Netflix’s new drama “Ginny and Georgia” does not impress


photo courtesy of Netflix

“Ginny and Georgia” centers around the struggle of a mother-daughter relationship.

Yael Greenblum , Reporter

After sitting in front of my computer for hours watching Netflix’s new hit show “Ginny and Georgia,” I can honestly say it’s not that special. While the show has some good points, there are too many side plots that were not interesting enough to keep me fully invested throughout the ten-episode season.

The series follows the relationship between Georgia, a single mother, and her daughter Virginia “Ginny.” Georgia had been recently widowed as of the beginning of the show and inherited a large sum of money from her late husband. She decided to move her family, Ginny and her younger brother Austin, from the South to a town on the East Coast to Wellsbury, MA. 

At her new, white-dominated school in Wellsbury, Ginny struggles with her biracial identity. On her first day, she meets a group of girls, and they quickly become best friends. The show incorporates their “mini dramas” as part of the plot. Like “Gossip Girl,” it feels as if there is never-ending conflict within the friend group. This is where the unfinished plot-points come in: each friend has their own internal conflicts, but most do not end up getting resolved by the end of the season, which left me feeling unsatisfied when finishing the series. 
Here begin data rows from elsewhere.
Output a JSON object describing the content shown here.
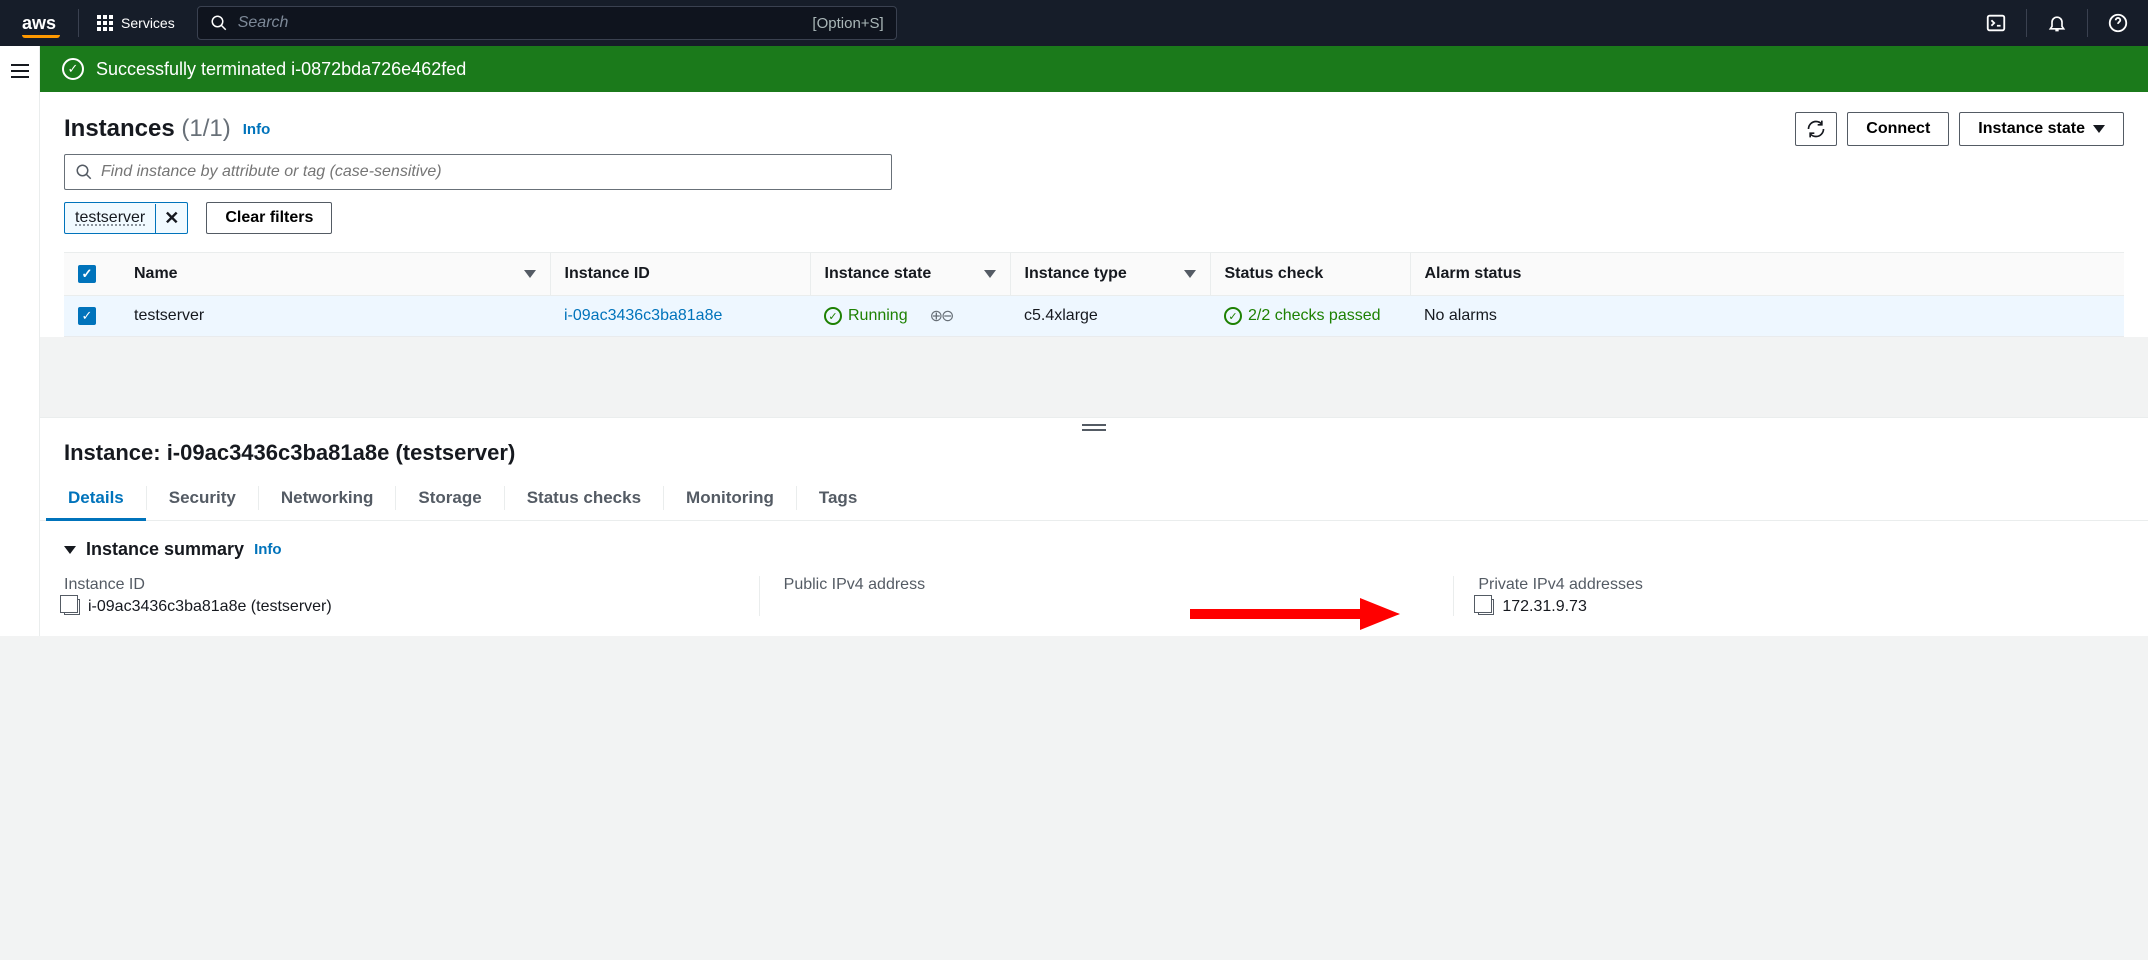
{
  "topnav": {
    "logo_text": "aws",
    "services_label": "Services",
    "search_placeholder": "Search",
    "search_kbd": "[Option+S]"
  },
  "banner": {
    "message": "Successfully terminated i-0872bda726e462fed"
  },
  "instances": {
    "title": "Instances",
    "count": "(1/1)",
    "info": "Info",
    "refresh": "Refresh",
    "connect": "Connect",
    "state_btn": "Instance state",
    "search_placeholder": "Find instance by attribute or tag (case-sensitive)",
    "filter_chip": "testserver",
    "clear_filters": "Clear filters",
    "columns": {
      "name": "Name",
      "id": "Instance ID",
      "state": "Instance state",
      "type": "Instance type",
      "status": "Status check",
      "alarm": "Alarm status"
    },
    "row": {
      "name": "testserver",
      "id": "i-09ac3436c3ba81a8e",
      "state": "Running",
      "type": "c5.4xlarge",
      "status": "2/2 checks passed",
      "alarm": "No alarms"
    }
  },
  "detail": {
    "title": "Instance: i-09ac3436c3ba81a8e (testserver)",
    "tabs": {
      "details": "Details",
      "security": "Security",
      "networking": "Networking",
      "storage": "Storage",
      "status": "Status checks",
      "monitoring": "Monitoring",
      "tags": "Tags"
    },
    "summary_title": "Instance summary",
    "summary_info": "Info",
    "fields": {
      "instance_id_label": "Instance ID",
      "instance_id_value": "i-09ac3436c3ba81a8e (testserver)",
      "public_ip_label": "Public IPv4 address",
      "private_ip_label": "Private IPv4 addresses",
      "private_ip_value": "172.31.9.73"
    }
  }
}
Fans of “Gilmore Girls” will find much that is familiar to the long-running hit show. The small town of Wellsbury feels very much like Stars Hollow, down to a central restaurant where the characters gather for talking and drinks. There are also members of the city council and parent association that add their own twists to the plot. Similar to“Gilmore Girls,” the plot of “Ginny and Georgia” centers around a mother-daughter relationship with all of its ups and downs. 

Georgia, objectively the show’s best plotline, has a backstory with so many twists and turns that every time she leaves the scene, you’ll be yearning for her to return. Her many marriages, which all failed for different reasons, come back to haunt her as flashbacks through each episode.
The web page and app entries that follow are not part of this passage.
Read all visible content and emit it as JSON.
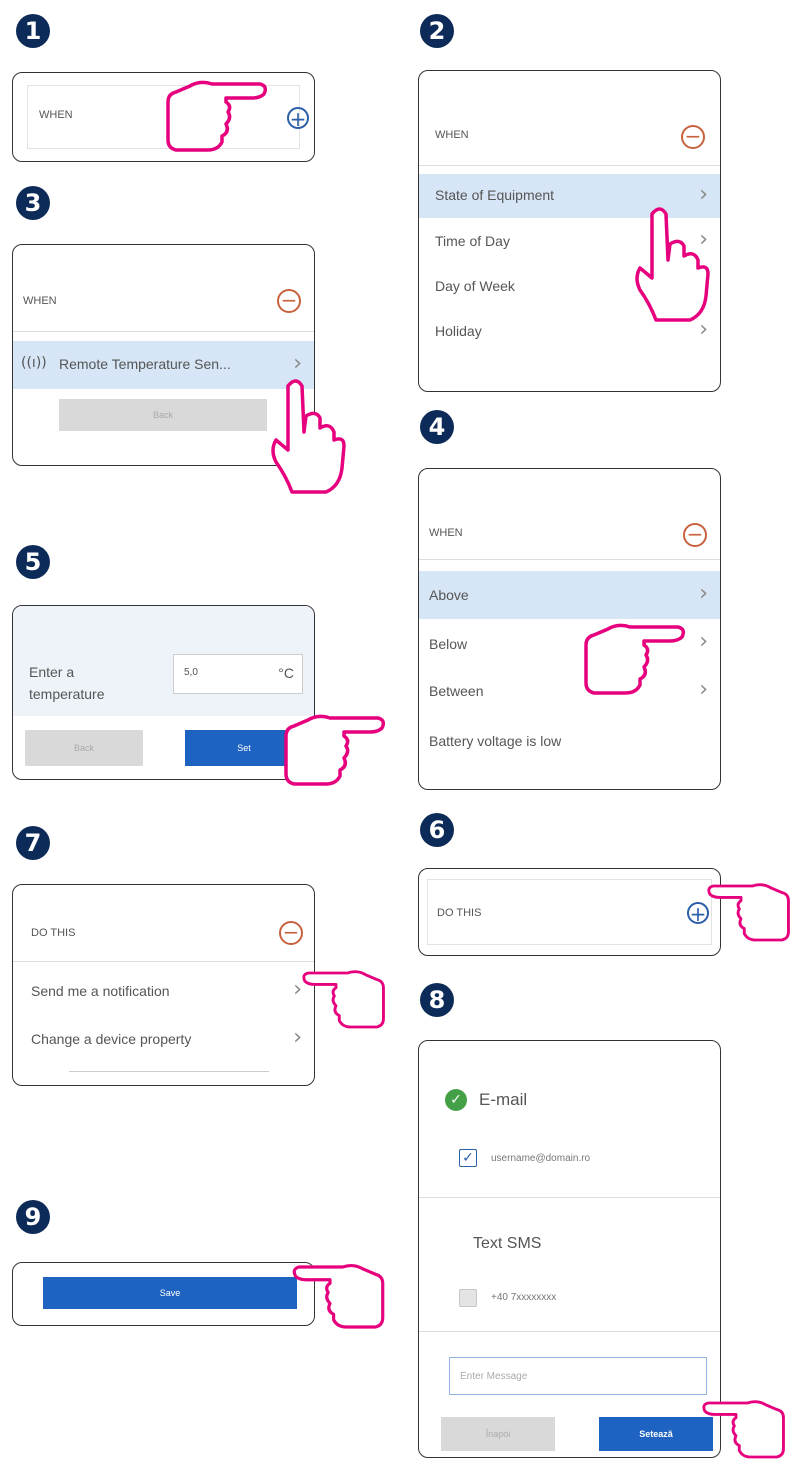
{
  "steps": [
    "1",
    "2",
    "3",
    "4",
    "5",
    "6",
    "7",
    "8",
    "9"
  ],
  "p1": {
    "when": "WHEN"
  },
  "p2": {
    "when": "WHEN",
    "items": [
      "State of Equipment",
      "Time of Day",
      "Day of Week",
      "Holiday"
    ]
  },
  "p3": {
    "when": "WHEN",
    "sensor": "Remote Temperature Sen...",
    "back": "Back"
  },
  "p4": {
    "when": "WHEN",
    "items": [
      "Above",
      "Below",
      "Between",
      "Battery voltage is low"
    ]
  },
  "p5": {
    "label_line1": "Enter a",
    "label_line2": "temperature",
    "value": "5,0",
    "unit": "°C",
    "back": "Back",
    "set": "Set"
  },
  "p6": {
    "do_this": "DO THIS"
  },
  "p7": {
    "do_this": "DO THIS",
    "items": [
      "Send me a notification",
      "Change a device property"
    ]
  },
  "p8": {
    "email_label": "E-mail",
    "email_value": "username@domain.ro",
    "sms_label": "Text SMS",
    "sms_value": "+40 7xxxxxxxx",
    "message_placeholder": "Enter Message",
    "back": "Înapoi",
    "set": "Setează"
  },
  "p9": {
    "save": "Save"
  },
  "colors": {
    "accent_blue": "#1e63c1",
    "highlight": "#d6e6f6",
    "hand_stroke": "#e6007e",
    "step_badge": "#0d2b58"
  }
}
Ginny, seemingly a character foil to Georgia, makes you want to pick up your phone and scroll until she leaves the scene. Her character, friends and love interest were all cringy and uninteresting. The writers of the show attempted to portray how teenagers act today, yet they were unsuccessful and far from reality. 

Although “Ginny and Georgia” has many downsides to its plot, Georgia’s character is engaging enough to want to keep watching. If you’re turning on the TV to relax and unwind from a stressful day, this would be the perfect show because it doesn’t involve too much focus or energy. However, if you’re looking for a new favorite show with strong characters and plotlines, take a pass.